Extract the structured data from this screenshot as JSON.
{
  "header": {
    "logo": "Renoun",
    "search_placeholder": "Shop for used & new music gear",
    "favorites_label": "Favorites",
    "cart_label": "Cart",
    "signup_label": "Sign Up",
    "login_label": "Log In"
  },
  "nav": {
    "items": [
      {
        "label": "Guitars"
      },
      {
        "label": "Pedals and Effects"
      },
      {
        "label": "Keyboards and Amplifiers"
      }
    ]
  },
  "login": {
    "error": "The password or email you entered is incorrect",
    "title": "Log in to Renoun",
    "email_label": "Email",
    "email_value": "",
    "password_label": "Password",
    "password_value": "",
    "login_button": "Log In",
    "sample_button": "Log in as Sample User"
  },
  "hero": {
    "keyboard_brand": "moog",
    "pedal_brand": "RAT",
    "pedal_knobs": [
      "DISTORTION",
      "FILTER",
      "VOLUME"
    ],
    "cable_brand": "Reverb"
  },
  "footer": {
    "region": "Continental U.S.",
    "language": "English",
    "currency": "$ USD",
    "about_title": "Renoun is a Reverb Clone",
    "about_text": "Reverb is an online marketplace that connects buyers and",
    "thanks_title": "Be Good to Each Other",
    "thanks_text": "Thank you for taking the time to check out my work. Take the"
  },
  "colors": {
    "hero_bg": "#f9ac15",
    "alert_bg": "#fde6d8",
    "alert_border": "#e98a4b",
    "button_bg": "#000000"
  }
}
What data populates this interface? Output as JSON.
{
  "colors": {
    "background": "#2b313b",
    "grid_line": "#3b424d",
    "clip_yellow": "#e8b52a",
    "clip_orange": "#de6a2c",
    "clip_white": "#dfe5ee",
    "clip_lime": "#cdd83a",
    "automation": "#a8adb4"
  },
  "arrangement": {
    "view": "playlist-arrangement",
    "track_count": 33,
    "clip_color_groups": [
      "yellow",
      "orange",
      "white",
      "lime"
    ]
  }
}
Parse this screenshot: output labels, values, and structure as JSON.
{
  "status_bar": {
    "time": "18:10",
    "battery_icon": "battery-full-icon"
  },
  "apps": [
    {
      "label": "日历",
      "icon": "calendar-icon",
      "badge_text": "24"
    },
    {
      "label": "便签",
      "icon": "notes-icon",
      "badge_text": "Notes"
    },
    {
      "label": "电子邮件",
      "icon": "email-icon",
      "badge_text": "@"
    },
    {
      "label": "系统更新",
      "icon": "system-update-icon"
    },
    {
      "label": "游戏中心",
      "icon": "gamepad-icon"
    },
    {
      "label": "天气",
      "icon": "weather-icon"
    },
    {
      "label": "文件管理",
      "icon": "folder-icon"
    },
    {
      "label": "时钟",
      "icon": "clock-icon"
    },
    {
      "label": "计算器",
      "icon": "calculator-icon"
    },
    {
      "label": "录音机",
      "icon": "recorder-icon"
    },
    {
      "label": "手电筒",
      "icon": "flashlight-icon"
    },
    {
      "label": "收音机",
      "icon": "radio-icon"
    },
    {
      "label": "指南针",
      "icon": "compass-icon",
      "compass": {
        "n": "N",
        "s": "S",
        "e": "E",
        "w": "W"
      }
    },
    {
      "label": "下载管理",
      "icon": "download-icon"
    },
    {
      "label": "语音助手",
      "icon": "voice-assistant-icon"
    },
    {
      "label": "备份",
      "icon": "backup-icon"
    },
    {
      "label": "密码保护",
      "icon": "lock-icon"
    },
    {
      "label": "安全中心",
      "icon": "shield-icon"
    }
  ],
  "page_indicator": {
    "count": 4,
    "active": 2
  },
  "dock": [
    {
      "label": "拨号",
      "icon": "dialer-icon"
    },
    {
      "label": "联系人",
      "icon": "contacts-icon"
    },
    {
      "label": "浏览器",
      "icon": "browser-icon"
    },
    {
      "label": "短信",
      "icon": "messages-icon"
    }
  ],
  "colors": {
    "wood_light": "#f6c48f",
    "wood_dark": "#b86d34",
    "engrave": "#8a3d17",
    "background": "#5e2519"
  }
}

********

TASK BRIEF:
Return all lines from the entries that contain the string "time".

YOUR RESPONSE:
    "thanks_text": "Thank you for taking the time to check out my work. Take the"
    "time": "18:10",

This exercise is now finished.